He looked at the guidebook, and then walked with us for at least ten blocks, consulting more than once with the police since streets were being closed in preparation for a parade, just to make sure we got to the right place.
During this walk, we figured out that he wanted to know what part of the States we came from.
We tried the Wright Brothers, and several other southeastern references and he didn't understand any of them. This went on and on, and began to get frustrating until we spoke the magic words: Michael Jordan.
His eyes lit up, he smiled and nodded, and we knew that information had been successfully transferred. After getting us to the park, he insisted on taking our picture, and absolutely declined payment for his time.
You don't get experiences like that in a tour group. I won't mention the hole-in-the -wall food shop that had ox penis on the menu. But back to the Caymans-
We always research a place first and we had read that in the Caymans it was considered bad form to wear swimwear except at the beach or at the pool; we also noticed that the prevailing style of dress on Grand Cayman was somewhat modest; micro-bikinis or too-revealing [spousal opinion!] halter tops and short-shorts were almost never seen.
Until the cruise ship folks came in. No wonder so many think that we are uncultured buffoons with too much money and too little taste.

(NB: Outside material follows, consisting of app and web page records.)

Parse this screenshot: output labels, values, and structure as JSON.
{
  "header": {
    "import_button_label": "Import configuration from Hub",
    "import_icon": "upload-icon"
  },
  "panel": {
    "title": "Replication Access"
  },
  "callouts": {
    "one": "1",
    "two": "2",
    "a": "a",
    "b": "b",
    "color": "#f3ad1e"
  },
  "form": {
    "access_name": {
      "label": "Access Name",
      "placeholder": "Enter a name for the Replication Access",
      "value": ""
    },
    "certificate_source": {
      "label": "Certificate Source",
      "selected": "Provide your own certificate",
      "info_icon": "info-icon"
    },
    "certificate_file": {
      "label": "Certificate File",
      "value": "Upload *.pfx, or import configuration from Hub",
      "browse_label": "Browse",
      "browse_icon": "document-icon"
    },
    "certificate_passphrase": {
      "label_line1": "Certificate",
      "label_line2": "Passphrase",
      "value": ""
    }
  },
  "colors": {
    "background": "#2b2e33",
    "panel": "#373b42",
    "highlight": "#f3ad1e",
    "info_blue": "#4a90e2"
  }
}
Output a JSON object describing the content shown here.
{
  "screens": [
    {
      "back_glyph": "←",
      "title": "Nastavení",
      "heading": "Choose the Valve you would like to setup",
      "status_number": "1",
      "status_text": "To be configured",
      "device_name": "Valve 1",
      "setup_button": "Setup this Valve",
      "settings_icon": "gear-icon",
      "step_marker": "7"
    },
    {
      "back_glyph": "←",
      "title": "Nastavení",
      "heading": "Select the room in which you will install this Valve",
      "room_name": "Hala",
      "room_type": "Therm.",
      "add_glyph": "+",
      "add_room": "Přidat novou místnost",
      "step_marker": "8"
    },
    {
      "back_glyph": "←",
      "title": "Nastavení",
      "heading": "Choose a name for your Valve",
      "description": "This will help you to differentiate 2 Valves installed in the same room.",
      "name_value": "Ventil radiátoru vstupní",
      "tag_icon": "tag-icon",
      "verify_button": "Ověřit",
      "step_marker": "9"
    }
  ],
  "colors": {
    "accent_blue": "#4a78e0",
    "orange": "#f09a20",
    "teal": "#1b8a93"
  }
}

Speaking of buffoons, I managed to drive on the left side of the road all week and didn't even remotely frighten anyone except for some members of my immediate family who shall remain nameless. I saw not one flip-off the entire time I was on the island.
Speaking of birds, splurge for dinner at Pappagallo; it borders a bird sanctuary and they've got quite a number of resident parrots.
They give the rental cars different colored license plates so that the locals know to stay the hell away from the crazy Yanks and also have a little extra patience with us- more than one person stopped and flashed their lights to indicate that I could make a right turn across their lane.
What really plays games with the mind are the roundabouts (or rotaries, as they call them in Boston), where you're not only driving on the wrong side of the road, but going the opposite direction (clockwise) than you'd do in the States.
It was also an experience dodging large black and red crabs trying to cross the road at night to get to the beach at South Sound; The first one I saw gave me quite a start.
This is serious, as a number of Americans are killed each year when their midbrains [or their margaritas] take command and they proceed to drive on the right side of the road in a country where one drives on the left.
As for the island, things are coming along, and lots and lots of places are fully functional, but they're still hurting from Hurricane Ivan.
Rebuilding is more drawn out when you're in a tropical environment and you have to bring all your raw materials in by ship or by airplane.
There are loose [collared, not stray] dogs and roosters running about- the story is that if you still don't have housing, you don't have any place to take your pet back to. Everyone seems to be making an effort to feed the dogs and give them some attention to keep them from going feral- as far as we saw, it seems to be working.
The Humane Society is under a tremendous strain, as one might expect. We looked them up in the phone book and stopped by to give them a donation.
Swimming with the rays was unforgettable, and the best value for money paid of the entire trip. I won't say who we used, but he's got a trimaran.
I sincerely hope that Hurricane Dennis doesn't hit them hard this week.